Featured speaker: Walter Rodriguez Meyer
Landscape-Led City Making: Disturbance Based Design for Atmosphere and Ethnospere
Wednesday, February 10, 2021
6:00 – 7:30 p.m.
Join us for the Edward D. Stone, Jr. Lecture Series
In remembrance of Edward D. Stone, Jr., a beloved colleague, mentor, partner, advisor and friend, the University of Florida’s Department of Landscape Architecture will host this lecture in his honor, commemorating Stone’s numerous contributions to the fields of landscape architecture and land planning.
About the lecture
What are the limits to sustainability and resiliency, and how do they converge or diverge in the urban landscape?
This presentation will explore landscape systems-based strategies for identifying and addressing disturbance, a term developed by the late UF professor H.T. Odum. Design topics will include atmospheric disturbances such as climate volatility, rain bombs, and sea level rise; as well as ethnospheric disturbances such as recessions, pandemics, and injustice. Precedents will include built landscape and urban resiliency projects, authored by Walter Rodriguez Meyer, that have been tested by planetary disturbances. Methods of inquiry presented will include territory analyses, forensic ecology, and ethnography. The discussion will showcase the multiple benefits – economic, cultural, and ecologic – of a landscape based approach to designing resilient cities.
Recommended readings before the talk include:
- H.T. Odum, Environment, Power, and Society
- Andrew Zolli, Resilience: Why Things Bounce Back
- Eric Sanderson, Mannahatta
About the presenter

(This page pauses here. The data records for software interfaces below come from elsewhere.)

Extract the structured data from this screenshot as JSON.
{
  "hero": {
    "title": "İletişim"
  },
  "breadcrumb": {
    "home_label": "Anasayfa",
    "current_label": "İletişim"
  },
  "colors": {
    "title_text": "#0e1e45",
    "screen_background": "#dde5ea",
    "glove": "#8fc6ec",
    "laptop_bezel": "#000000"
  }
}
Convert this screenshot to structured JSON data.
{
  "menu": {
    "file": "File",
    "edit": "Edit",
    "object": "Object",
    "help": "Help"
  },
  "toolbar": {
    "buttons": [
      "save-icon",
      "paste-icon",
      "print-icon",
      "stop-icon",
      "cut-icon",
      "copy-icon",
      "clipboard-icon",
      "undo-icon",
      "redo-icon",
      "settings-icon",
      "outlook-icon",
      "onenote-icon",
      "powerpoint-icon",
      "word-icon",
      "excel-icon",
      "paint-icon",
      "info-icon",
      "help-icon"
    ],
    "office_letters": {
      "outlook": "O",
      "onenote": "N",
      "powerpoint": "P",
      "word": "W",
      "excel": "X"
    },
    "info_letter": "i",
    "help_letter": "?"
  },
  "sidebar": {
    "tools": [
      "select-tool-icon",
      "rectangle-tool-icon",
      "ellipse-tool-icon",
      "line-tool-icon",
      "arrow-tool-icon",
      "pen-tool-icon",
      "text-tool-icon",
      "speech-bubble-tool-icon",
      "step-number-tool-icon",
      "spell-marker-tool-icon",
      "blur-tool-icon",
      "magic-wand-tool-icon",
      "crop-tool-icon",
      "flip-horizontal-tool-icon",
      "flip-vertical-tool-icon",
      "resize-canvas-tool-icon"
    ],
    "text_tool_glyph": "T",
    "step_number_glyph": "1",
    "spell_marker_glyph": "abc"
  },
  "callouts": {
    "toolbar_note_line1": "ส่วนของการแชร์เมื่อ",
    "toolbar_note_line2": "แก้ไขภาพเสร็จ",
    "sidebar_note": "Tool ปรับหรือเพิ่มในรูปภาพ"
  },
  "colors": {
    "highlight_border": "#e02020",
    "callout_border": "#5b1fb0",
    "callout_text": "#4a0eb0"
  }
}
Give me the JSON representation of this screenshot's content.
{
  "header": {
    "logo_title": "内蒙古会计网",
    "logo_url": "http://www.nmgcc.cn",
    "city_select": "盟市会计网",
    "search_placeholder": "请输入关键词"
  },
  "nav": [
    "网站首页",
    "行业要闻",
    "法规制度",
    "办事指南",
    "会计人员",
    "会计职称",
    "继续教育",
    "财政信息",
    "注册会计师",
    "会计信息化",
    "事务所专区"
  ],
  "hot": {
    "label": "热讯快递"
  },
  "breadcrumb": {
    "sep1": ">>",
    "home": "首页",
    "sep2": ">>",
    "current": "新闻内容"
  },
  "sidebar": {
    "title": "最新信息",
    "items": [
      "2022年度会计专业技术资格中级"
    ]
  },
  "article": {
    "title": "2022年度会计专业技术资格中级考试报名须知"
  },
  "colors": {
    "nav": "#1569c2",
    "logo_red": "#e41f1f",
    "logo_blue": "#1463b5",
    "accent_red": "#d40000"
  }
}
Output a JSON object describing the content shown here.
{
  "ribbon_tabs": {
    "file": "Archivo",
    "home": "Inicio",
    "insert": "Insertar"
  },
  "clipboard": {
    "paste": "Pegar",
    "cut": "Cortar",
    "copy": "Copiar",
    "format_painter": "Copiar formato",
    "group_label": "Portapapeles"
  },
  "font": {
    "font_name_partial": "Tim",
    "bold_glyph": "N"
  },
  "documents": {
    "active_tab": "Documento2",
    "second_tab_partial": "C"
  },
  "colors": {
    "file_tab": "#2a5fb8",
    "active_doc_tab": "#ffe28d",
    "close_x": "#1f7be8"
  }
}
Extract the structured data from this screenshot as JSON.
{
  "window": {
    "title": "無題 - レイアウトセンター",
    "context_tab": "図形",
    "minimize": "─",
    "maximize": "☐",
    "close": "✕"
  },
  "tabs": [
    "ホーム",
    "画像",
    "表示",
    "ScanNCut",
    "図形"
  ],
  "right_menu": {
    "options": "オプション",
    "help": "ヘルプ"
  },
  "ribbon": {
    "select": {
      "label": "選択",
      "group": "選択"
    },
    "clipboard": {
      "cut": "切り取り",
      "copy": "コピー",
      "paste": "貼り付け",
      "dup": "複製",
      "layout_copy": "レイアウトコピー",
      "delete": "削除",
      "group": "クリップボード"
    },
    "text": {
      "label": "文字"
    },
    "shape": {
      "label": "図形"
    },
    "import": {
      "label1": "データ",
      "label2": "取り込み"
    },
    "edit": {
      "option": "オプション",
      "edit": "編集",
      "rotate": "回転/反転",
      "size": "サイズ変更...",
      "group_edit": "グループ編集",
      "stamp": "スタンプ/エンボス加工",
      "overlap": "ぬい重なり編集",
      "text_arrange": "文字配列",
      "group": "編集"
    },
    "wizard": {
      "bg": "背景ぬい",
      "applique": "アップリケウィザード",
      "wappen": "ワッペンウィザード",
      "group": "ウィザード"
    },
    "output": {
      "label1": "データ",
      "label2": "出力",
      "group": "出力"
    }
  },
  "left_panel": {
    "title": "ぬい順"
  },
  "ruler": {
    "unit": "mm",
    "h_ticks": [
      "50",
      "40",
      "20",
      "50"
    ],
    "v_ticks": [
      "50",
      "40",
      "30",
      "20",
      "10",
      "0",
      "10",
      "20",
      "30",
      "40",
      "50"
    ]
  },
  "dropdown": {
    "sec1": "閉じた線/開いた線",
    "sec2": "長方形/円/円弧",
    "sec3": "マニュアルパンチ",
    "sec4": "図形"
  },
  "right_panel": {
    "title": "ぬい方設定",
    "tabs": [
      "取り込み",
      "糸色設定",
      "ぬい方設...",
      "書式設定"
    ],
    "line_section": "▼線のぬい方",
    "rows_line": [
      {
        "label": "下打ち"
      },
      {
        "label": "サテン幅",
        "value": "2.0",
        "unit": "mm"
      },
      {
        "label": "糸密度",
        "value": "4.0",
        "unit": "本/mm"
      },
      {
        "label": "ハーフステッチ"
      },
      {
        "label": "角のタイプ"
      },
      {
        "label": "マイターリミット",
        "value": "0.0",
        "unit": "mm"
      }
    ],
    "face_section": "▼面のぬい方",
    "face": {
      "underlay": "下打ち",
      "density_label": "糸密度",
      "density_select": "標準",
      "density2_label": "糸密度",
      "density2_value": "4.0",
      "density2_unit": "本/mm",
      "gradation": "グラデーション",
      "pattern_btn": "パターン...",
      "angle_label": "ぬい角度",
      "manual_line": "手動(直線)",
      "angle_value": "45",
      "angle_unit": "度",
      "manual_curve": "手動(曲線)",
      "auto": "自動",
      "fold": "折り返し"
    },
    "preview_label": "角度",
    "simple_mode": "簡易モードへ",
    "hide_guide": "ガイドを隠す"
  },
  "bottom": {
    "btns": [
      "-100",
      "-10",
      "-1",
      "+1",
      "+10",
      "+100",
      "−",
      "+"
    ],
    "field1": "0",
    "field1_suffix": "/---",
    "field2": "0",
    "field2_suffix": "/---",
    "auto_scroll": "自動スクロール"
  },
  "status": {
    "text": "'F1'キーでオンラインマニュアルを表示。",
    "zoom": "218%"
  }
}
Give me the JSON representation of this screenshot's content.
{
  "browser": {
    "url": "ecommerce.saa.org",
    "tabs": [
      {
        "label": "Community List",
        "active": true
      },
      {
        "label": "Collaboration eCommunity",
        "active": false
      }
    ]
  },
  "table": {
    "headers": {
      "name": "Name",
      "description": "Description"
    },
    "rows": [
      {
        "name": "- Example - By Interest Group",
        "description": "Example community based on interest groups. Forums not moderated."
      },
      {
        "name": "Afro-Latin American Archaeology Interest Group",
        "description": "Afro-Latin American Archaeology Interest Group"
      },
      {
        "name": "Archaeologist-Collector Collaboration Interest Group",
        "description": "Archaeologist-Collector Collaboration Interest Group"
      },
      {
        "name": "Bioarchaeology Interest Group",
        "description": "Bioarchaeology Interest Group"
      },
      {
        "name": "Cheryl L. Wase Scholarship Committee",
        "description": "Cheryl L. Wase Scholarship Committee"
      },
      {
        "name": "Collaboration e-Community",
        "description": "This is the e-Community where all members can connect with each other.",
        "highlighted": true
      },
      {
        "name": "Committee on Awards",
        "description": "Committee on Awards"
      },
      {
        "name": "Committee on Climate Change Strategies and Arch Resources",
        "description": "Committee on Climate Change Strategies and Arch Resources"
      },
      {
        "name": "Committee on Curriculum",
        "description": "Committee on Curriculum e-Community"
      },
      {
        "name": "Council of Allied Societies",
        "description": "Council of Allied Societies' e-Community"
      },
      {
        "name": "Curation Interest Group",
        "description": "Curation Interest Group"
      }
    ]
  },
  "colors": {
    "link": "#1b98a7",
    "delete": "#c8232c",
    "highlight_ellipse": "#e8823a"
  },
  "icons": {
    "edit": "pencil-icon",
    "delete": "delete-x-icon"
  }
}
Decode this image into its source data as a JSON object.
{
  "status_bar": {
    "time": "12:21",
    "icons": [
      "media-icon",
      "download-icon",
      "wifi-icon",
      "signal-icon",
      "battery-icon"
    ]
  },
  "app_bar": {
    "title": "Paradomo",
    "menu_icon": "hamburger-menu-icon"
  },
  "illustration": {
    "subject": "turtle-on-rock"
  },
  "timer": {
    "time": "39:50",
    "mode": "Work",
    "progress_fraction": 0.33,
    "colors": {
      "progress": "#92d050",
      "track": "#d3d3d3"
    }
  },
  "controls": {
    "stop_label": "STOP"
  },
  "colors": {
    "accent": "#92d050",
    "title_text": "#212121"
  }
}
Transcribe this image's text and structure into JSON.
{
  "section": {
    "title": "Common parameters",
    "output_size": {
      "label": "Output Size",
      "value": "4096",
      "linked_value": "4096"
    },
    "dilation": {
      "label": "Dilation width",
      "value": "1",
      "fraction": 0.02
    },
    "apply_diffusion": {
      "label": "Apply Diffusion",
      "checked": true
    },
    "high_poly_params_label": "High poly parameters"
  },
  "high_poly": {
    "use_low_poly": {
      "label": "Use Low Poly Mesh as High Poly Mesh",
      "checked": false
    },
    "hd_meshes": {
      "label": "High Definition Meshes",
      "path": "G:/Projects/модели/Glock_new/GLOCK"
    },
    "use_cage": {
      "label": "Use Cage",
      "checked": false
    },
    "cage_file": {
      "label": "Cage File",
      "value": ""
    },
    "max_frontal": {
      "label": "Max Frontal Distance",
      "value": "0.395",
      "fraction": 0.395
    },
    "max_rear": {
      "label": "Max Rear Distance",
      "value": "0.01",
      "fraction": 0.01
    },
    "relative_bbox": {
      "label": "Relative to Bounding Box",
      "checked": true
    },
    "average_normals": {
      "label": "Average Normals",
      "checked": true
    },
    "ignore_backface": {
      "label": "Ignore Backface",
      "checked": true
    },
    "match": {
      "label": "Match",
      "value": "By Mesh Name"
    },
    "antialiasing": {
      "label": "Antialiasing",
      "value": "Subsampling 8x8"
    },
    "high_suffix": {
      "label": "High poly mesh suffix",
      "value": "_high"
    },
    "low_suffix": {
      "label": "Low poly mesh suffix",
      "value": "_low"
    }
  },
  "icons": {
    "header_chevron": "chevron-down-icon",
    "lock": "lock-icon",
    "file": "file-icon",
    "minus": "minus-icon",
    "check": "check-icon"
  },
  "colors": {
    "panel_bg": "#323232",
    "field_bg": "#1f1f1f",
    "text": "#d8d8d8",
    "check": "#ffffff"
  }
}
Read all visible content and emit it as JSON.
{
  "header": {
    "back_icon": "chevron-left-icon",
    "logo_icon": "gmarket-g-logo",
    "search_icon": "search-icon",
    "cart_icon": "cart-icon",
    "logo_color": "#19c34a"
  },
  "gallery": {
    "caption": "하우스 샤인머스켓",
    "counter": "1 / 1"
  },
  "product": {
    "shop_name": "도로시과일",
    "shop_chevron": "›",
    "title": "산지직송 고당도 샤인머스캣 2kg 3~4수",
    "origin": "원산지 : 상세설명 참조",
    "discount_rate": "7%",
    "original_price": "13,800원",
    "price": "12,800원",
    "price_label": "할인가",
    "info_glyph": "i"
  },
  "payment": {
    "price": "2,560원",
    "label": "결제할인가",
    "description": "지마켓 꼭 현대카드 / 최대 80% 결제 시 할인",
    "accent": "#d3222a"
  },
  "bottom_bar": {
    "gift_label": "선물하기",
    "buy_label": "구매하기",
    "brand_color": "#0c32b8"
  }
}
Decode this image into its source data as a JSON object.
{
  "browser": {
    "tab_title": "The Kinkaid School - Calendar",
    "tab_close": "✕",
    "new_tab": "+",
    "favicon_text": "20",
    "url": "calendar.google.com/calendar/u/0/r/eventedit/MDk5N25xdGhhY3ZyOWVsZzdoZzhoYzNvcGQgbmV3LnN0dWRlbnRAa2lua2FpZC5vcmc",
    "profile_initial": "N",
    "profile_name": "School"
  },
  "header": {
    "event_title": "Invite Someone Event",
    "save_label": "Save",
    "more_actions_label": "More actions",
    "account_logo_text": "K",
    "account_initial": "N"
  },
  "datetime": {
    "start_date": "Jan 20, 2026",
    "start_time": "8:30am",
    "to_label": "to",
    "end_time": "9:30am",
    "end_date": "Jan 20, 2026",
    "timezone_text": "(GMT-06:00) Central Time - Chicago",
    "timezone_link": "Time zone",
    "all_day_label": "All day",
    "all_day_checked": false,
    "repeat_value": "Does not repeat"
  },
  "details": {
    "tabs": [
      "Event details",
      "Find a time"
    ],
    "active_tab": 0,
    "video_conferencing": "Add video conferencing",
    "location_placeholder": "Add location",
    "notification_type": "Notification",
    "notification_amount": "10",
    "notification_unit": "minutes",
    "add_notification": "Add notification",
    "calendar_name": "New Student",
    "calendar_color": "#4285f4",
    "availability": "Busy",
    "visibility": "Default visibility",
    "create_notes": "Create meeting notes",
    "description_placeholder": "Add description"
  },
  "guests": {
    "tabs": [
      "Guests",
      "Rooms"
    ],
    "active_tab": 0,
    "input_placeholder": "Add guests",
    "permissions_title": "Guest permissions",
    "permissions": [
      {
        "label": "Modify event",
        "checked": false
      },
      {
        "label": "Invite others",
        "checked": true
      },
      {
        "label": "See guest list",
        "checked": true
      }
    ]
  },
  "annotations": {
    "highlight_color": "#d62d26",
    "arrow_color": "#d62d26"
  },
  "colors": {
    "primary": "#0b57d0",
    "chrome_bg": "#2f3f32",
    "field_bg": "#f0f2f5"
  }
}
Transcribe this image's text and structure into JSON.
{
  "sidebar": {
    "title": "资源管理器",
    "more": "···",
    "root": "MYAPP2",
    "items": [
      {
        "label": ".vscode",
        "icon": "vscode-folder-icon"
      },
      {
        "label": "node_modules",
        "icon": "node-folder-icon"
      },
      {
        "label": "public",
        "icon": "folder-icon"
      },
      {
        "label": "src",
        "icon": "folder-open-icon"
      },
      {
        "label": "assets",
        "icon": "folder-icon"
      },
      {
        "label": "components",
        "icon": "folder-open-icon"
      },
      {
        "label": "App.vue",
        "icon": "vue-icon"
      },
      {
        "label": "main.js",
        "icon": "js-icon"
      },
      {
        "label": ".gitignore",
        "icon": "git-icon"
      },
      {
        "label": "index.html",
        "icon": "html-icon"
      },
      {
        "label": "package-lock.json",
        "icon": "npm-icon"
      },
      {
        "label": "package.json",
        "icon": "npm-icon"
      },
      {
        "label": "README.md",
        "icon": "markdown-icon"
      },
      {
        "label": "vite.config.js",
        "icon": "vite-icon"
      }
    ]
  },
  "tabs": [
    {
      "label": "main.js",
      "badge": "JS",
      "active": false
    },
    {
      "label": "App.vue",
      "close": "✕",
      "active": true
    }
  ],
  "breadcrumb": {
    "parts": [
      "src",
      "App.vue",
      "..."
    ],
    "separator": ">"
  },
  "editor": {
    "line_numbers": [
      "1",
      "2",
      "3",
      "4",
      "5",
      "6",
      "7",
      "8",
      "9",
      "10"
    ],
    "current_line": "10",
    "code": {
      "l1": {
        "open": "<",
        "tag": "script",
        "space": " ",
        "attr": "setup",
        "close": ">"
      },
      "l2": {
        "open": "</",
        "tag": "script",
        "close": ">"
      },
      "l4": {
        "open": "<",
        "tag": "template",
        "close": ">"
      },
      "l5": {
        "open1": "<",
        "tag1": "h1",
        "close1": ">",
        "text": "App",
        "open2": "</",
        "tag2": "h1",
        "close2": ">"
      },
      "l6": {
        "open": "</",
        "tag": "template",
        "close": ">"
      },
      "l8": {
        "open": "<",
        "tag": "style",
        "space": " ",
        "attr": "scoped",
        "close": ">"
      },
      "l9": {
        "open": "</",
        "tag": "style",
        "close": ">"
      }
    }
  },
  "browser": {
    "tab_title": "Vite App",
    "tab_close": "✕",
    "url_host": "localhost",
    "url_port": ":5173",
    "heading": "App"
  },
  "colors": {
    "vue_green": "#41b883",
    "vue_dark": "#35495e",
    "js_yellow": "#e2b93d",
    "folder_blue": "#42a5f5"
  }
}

Walter Rodriguez Meyer is a landscape and urban designer, educator, and community organizer for climate justice. He is co-founder of Local Office Landscape and Urban Design (LOLA), based in Brooklyn, New York. The firm has garnered accolades from across the disciplines of architecture, landscape architecture, public policy, science and art. Walter teaches at Parsons The New School for Design and holds a BLA from University of Florida and MLAUD at Harvard Graduate School of Design. Walter is also the executive director of the non-profit Coastal Marine Resource Center. Walter’s cultural collaborations include artists Ai Wei Wei, Agnes Denes, Michele Oka Doner, Justin Brice Guariglia, Rosie Perez, and Kara Walker. At a time when Climate resilience projects are either being planned or constructed, Walter’s built works at the scale of the neighborhood, city, and territory are one the few examples that have been tested for years by some of the most severe forces that the planet creates. From wind, rain, and earthquake, the performance metrics from his projects have shaped city, state, and national policy resulting in President Obama awarding him the Whitehouse “Champion of Change.” NY Times and The New Yorker documented how small business owners were protected by LOLA’s redesign for the Miracle Mile district in Miami to absorb the heaviest floods ever measured during hurricane Irma, shops opened the next business day while the rest of the city took months to recover. Architectural Record documented how 30 businesses were protected from Hurricane Maria by the 2km Parque Litoral in Puerto Rico, where Walter converted an industrial shore into dunes, wetlands, and an urban forest. Walter’s landscape-led city making approach is currently being implemented in state resiliency plans for New Jersey, and Mississippi, while designing NYC’s first climate proof net-zero neighborhood named ‘Arverne East’ in Rockaway Beach.
Questions? Please email Joanna Sherbun.